Physical Geography

Summer school in December

Us, Isaac, Lina and Mara, are three physical geography master students that had a chance to participate in summer school this December, which took place in Chile.

Walking in the area
Passing snow panetentes on our way to the glacier.
Benjamin Aubrey Robson

Main content

A group of total 20 students from 12 different countries learned about water resources that are found in the Elqui river valley situated in semi-arid Andes. Here, the cryosphere provides up to 80% of the streamflow which farmers further down are highly dependent on. We also learned that the conventional glacier monitoring methods using stakes could not be used in this context, therefore, we practiced using satellite as well as UAV (unmanned aerial vehicle, or drone) imagery. This data was used to identify changes in the Tapado glacier complex which includes blue ice, debris covered and rock glaciers. During the fieldwork, we also performed geomorphological mapping and measured coordinates of velocity points, what was relevant for the already ongoing research. The last day of the summer school was used for presenting our findings to researchers at CEAZA.

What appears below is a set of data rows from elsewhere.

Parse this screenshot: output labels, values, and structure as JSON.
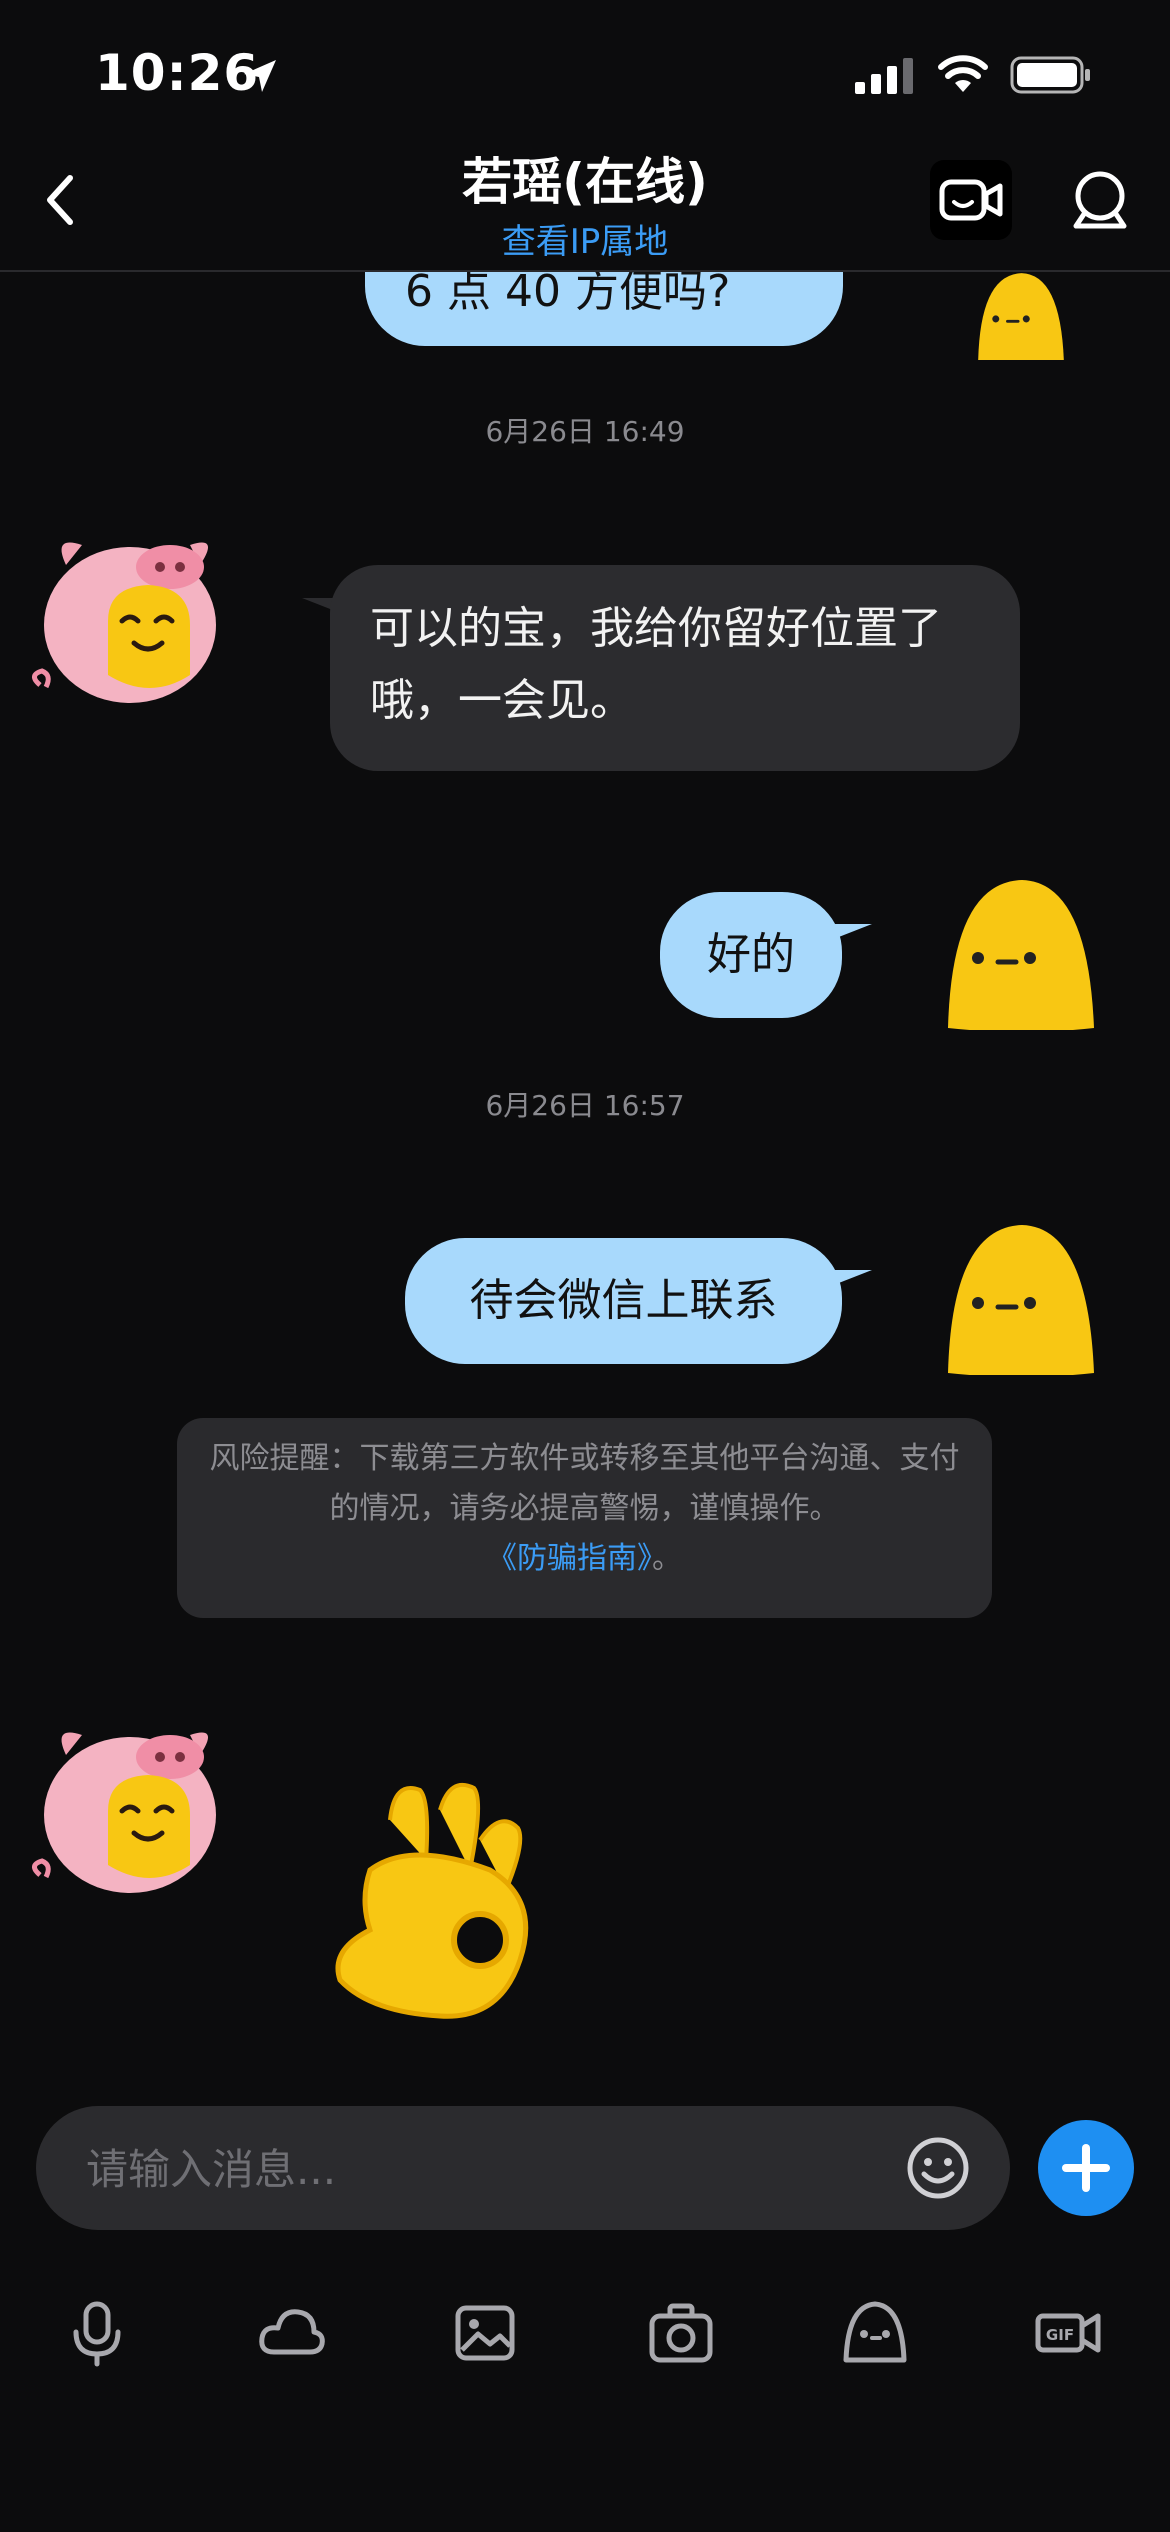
{
  "status_bar": {
    "time": "10:26"
  },
  "header": {
    "title": "若瑶(在线)",
    "subtitle": "查看IP属地"
  },
  "messages": {
    "partial_top_text": "6 点 40 方便吗?",
    "timestamp_1": "6月26日 16:49",
    "incoming_1": "可以的宝，我给你留好位置了哦，一会见。",
    "outgoing_1": "好的",
    "timestamp_2": "6月26日 16:57",
    "outgoing_2": "待会微信上联系",
    "risk_notice": {
      "text": "风险提醒：下载第三方软件或转移至其他平台沟通、支付的情况，请务必提高警惕，谨慎操作。",
      "link": "《防骗指南》",
      "end": "。"
    }
  },
  "input": {
    "placeholder": "请输入消息..."
  },
  "toolbar": [
    "mic-icon",
    "cloud-icon",
    "image-icon",
    "camera-icon",
    "sticker-icon",
    "gif-icon"
  ],
  "colors": {
    "accent": "#1e8ff2",
    "outgoing_bubble": "#a8d9fc",
    "incoming_bubble": "#2c2c2f",
    "link": "#3b9cf5"
  }
}
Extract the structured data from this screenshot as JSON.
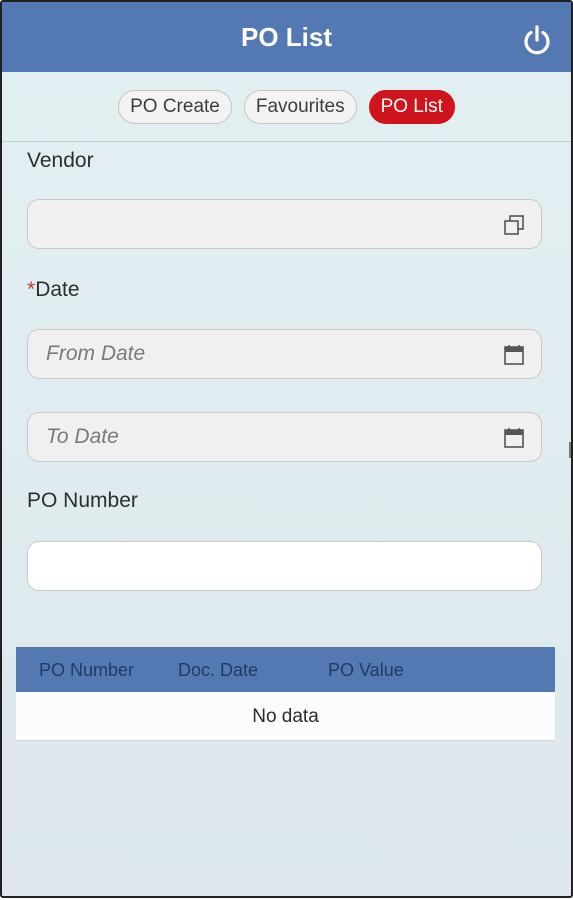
{
  "header": {
    "title": "PO List",
    "power_icon": "power-icon"
  },
  "tabs": [
    {
      "label": "PO Create",
      "active": false
    },
    {
      "label": "Favourites",
      "active": false
    },
    {
      "label": "PO List",
      "active": true
    }
  ],
  "form": {
    "vendor": {
      "label": "Vendor",
      "value": "",
      "icon": "value-help-icon"
    },
    "date": {
      "required_mark": "*",
      "label": "Date",
      "from_placeholder": "From Date",
      "to_placeholder": "To Date",
      "icon": "calendar-icon"
    },
    "po_number": {
      "label": "PO Number",
      "value": ""
    }
  },
  "table": {
    "columns": [
      "PO Number",
      "Doc. Date",
      "PO Value"
    ],
    "empty_text": "No data"
  },
  "colors": {
    "header": "#5479b2",
    "active_tab": "#d0141d",
    "background": "#e3f0f2"
  }
}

Prior to us heading to the mountains, Benjamin Aubrey Robson (UiB, Earth Science) and Gidske Leknæs Andersen (UiB, Geography), together with Diego Cusicanqui (Université Grenoble Alpes) thought us methods for extracting glaciological information from the acquired imagery. Jostein Bakke and Pål Nielsen Ringkjøb (UiB, Earth Sciences) also shared their expertise out in the field, together with Shelley McDonnel (CEAZA, Chile and Lincoln University, New Zealand) who introduced us to the issues regarding water resources and provided further context to the topic.

Work in high altitudes (3000 – 4700 m) was new to majority of the group and it came with some minor challenges that we were made aware of and prepared for. The main issue was that the atmosphere becomes thinner in such heights what meant that we had to consciously slow down our movement to not get a headache or run out of breath. The second challenge, in our opinion, was having constantly apply sunscreen and make sure that no skin was left unprotected against the ultra-high solar radiation.

Overall, it was a great experience, we expanded our academic network and learned methods that are relevant for our work.